My brother’s set had an equally exciting car, one that would load and unload cattle. This amber-colored cattle car held nine black rubber cows that would, when you pushed a remote button, exit through a door at the forward end of the car. If you held the button down, the cows would, one by one, travel around the adjacent stockyard platform and then re-enter the car at the rear.

The whole operation worked through vibration. Pushing the remote button caused both the platform and the interior of the car to vibrate and the cows to move. Lionel engineers had designed ridges on the cow’s feet to cause them to always move in a forward direction. If you wanted to keep the cows on the platform until the train pulled in next time, you could manually close a gate and the cows wouldn’t be able to re-enter the car.

But even though there was a lot happening on the layout, Cliff and I soon grew bored watching our trains race ’round and ’round our miniature cities. So we got creative. We discovered that we could simultaneously throw our switches and send our locomotives through the cross-over to the opposite layout, just missing the other brother’s locomotive. What a thrill!

Of course, sometimes we cut it too fine, and the steel-jacketed engines would crash into one another. I’m sure today’s train collectors would shrink in horror to hear me say that, but at the time Cliff and I didn’t know any better. The locomotives seemed indestructible. Even when they flew off the track on a curve and landed on the concrete floor, they seemed to suffer no noticeable harm.

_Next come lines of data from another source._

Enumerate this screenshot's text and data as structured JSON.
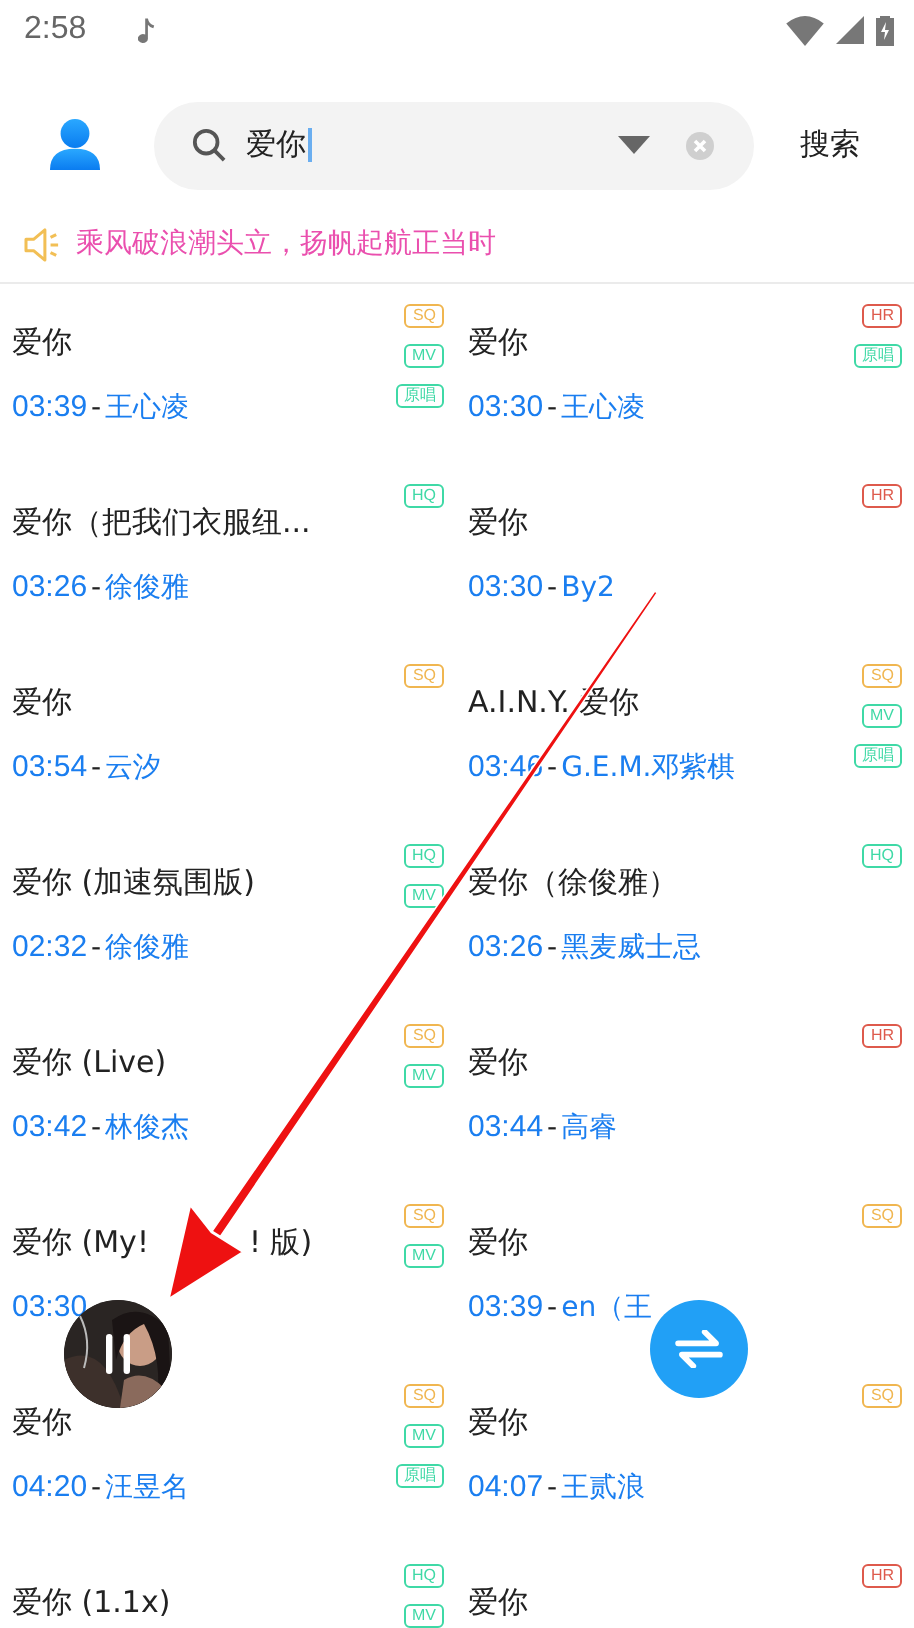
{
  "status_bar": {
    "time": "2:58"
  },
  "search": {
    "value": "爱你",
    "button": "搜索"
  },
  "notice": {
    "text": "乘风破浪潮头立，扬帆起航正当时"
  },
  "results": [
    {
      "title": "爱你",
      "duration": "03:39",
      "sep": "-",
      "artist": "王心凌",
      "badges": [
        {
          "label": "SQ",
          "kind": "sq"
        },
        {
          "label": "MV",
          "kind": "mv"
        },
        {
          "label": "原唱",
          "kind": "orig"
        }
      ]
    },
    {
      "title": "爱你",
      "duration": "03:30",
      "sep": "-",
      "artist": "王心凌",
      "badges": [
        {
          "label": "HR",
          "kind": "hr"
        },
        {
          "label": "原唱",
          "kind": "orig"
        }
      ]
    },
    {
      "title": "爱你（把我们衣服纽...",
      "duration": "03:26",
      "sep": "-",
      "artist": "徐俊雅",
      "badges": [
        {
          "label": "HQ",
          "kind": "hq"
        }
      ]
    },
    {
      "title": "爱你",
      "duration": "03:30",
      "sep": "-",
      "artist": "By2",
      "badges": [
        {
          "label": "HR",
          "kind": "hr"
        }
      ]
    },
    {
      "title": "爱你",
      "duration": "03:54",
      "sep": "-",
      "artist": "云汐",
      "badges": [
        {
          "label": "SQ",
          "kind": "sq"
        }
      ]
    },
    {
      "title": "A.I.N.Y. 爱你",
      "duration": "03:46",
      "sep": "-",
      "artist": "G.E.M.邓紫棋",
      "badges": [
        {
          "label": "SQ",
          "kind": "sq"
        },
        {
          "label": "MV",
          "kind": "mv"
        },
        {
          "label": "原唱",
          "kind": "orig"
        }
      ]
    },
    {
      "title": "爱你 (加速氛围版)",
      "duration": "02:32",
      "sep": "-",
      "artist": "徐俊雅",
      "badges": [
        {
          "label": "HQ",
          "kind": "hq"
        },
        {
          "label": "MV",
          "kind": "mv"
        }
      ]
    },
    {
      "title": "爱你（徐俊雅）",
      "duration": "03:26",
      "sep": "-",
      "artist": "黑麦威士忌",
      "badges": [
        {
          "label": "HQ",
          "kind": "hq"
        }
      ]
    },
    {
      "title": "爱你 (Live)",
      "duration": "03:42",
      "sep": "-",
      "artist": "林俊杰",
      "badges": [
        {
          "label": "SQ",
          "kind": "sq"
        },
        {
          "label": "MV",
          "kind": "mv"
        }
      ]
    },
    {
      "title": "爱你",
      "duration": "03:44",
      "sep": "-",
      "artist": "高睿",
      "badges": [
        {
          "label": "HR",
          "kind": "hr"
        }
      ]
    },
    {
      "title": "爱你 (My!",
      "title_rest": "! 版)",
      "duration": "03:30",
      "badges": [
        {
          "label": "SQ",
          "kind": "sq"
        },
        {
          "label": "MV",
          "kind": "mv"
        }
      ]
    },
    {
      "title": "爱你",
      "duration": "03:39",
      "sep": "-",
      "artist": "en（王",
      "badges": [
        {
          "label": "SQ",
          "kind": "sq"
        }
      ]
    },
    {
      "title": "爱你",
      "duration": "04:20",
      "sep": "-",
      "artist": "汪昱名",
      "badges": [
        {
          "label": "SQ",
          "kind": "sq"
        },
        {
          "label": "MV",
          "kind": "mv"
        },
        {
          "label": "原唱",
          "kind": "orig"
        }
      ]
    },
    {
      "title": "爱你",
      "duration": "04:07",
      "sep": "-",
      "artist": "王贰浪",
      "badges": [
        {
          "label": "SQ",
          "kind": "sq"
        }
      ]
    },
    {
      "title": "爱你 (1.1x)",
      "badges": [
        {
          "label": "HQ",
          "kind": "hq"
        },
        {
          "label": "MV",
          "kind": "mv"
        }
      ]
    },
    {
      "title": "爱你",
      "badges": [
        {
          "label": "HR",
          "kind": "hr"
        }
      ]
    }
  ]
}
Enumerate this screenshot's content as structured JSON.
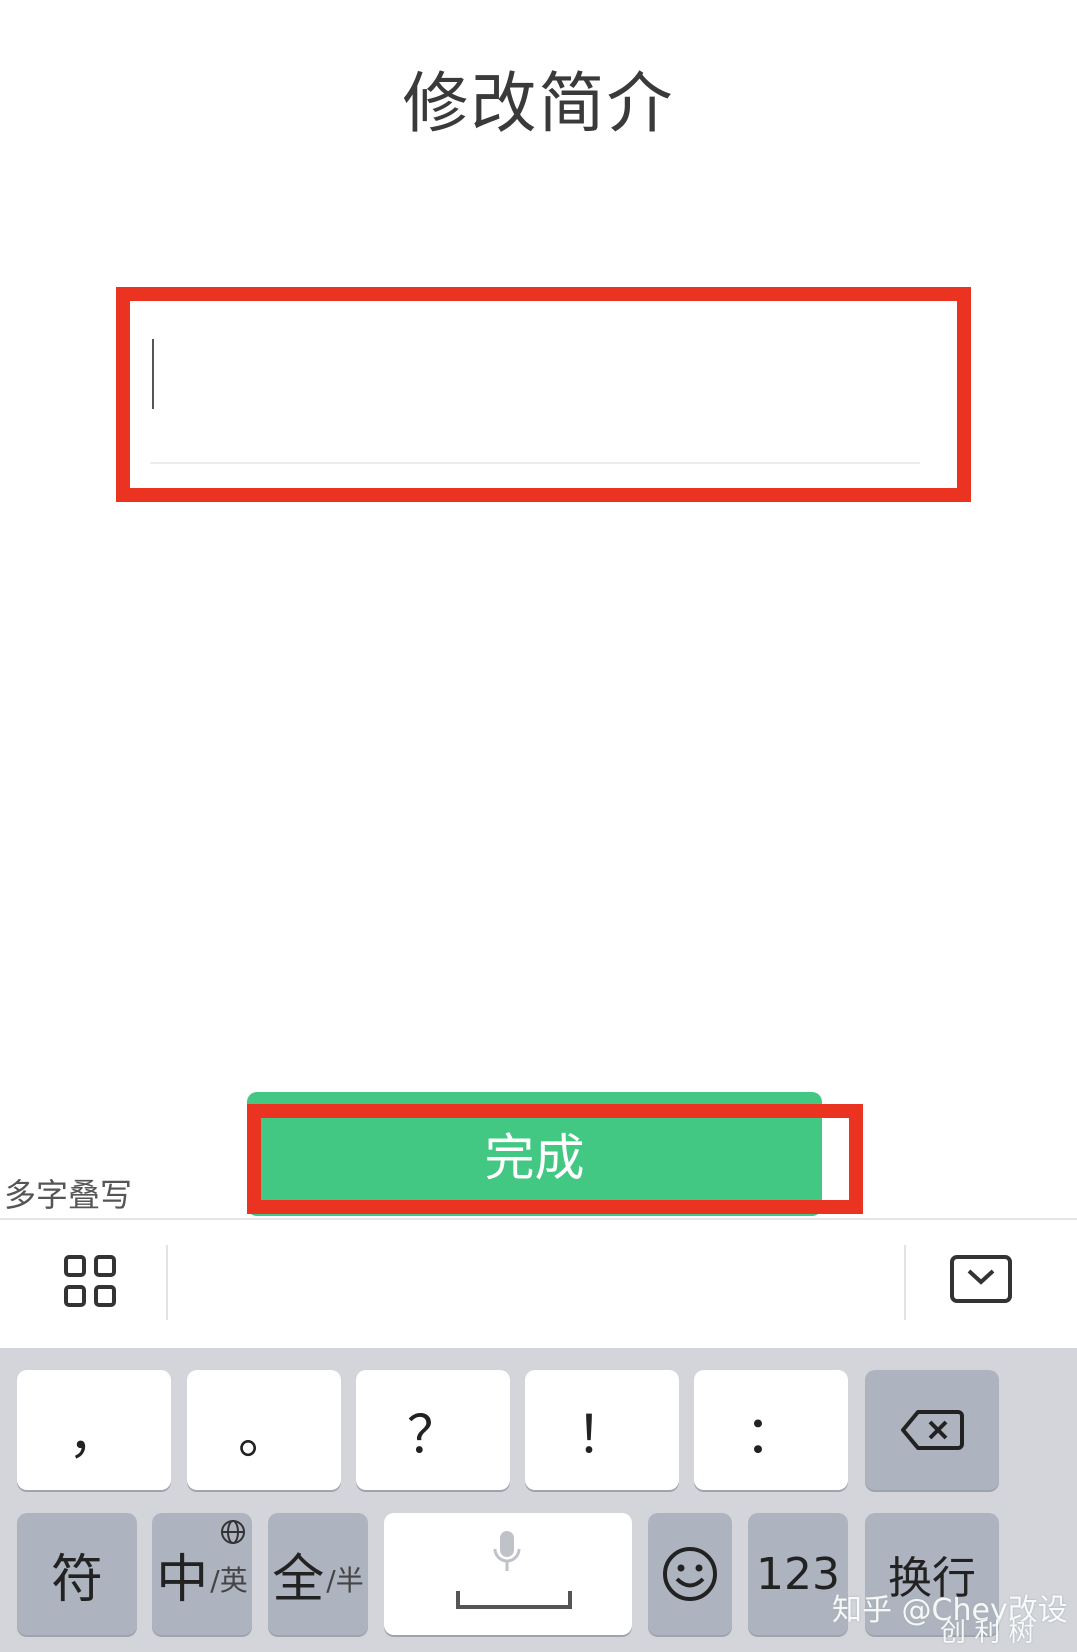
{
  "page": {
    "title": "修改简介"
  },
  "bio_input": {
    "value": ""
  },
  "done_button": {
    "label": "完成"
  },
  "keyboard": {
    "candidate_hint": "多字叠写",
    "toolbar": {
      "menu_icon": "grid-icon",
      "collapse_icon": "keyboard-collapse-icon"
    },
    "row1": [
      {
        "label": "，",
        "name": "key-comma"
      },
      {
        "label": "。",
        "name": "key-period"
      },
      {
        "label": "？",
        "name": "key-question"
      },
      {
        "label": "！",
        "name": "key-exclamation"
      },
      {
        "label": "：",
        "name": "key-colon"
      }
    ],
    "backspace_icon": "backspace-icon",
    "symbols_key": "符",
    "lang_key": {
      "main": "中",
      "sub": "/英"
    },
    "width_key": {
      "main": "全",
      "sub": "/半"
    },
    "emoji_icon": "emoji-icon",
    "numbers_key": "123",
    "return_key": "换行"
  },
  "watermark": {
    "line1": "知乎 @Chey改设",
    "line2": "创 利 树"
  },
  "colors": {
    "accent_green": "#42c882",
    "highlight_red": "#ea3321",
    "keyboard_bg": "#d3d5db"
  }
}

Years later, I asked my mother what happened to my trains. She couldn’t remember. I suppose she probably passed them on to a younger cousin or gave them to the Salvation Army. Unfortunately, I hadn’t noticed when they disappeared, having long before grown bored with them.

I’m sure that, at the time, the trains seemed hopelessly mired in my childish past. And besides, by then I had entered the second decade of my life and more exciting things had captured my imagination; things like my lipstick-red electric guitar, girls and the ultimate symbol of teenage freedom, my first car.

Still, sometimes, I think about those old electric trains. Sometimes I even think about finding an old set and building a layout so I could watch them run again. Then I’m going to turn out all the lights, lay down on the floor, and wait for that locomotive headlight to rush toward me out of the dark.

And when that caboose light has receded in the distance, I’ll think about all the fascinating cities I’ve explored in my life and how it all got started.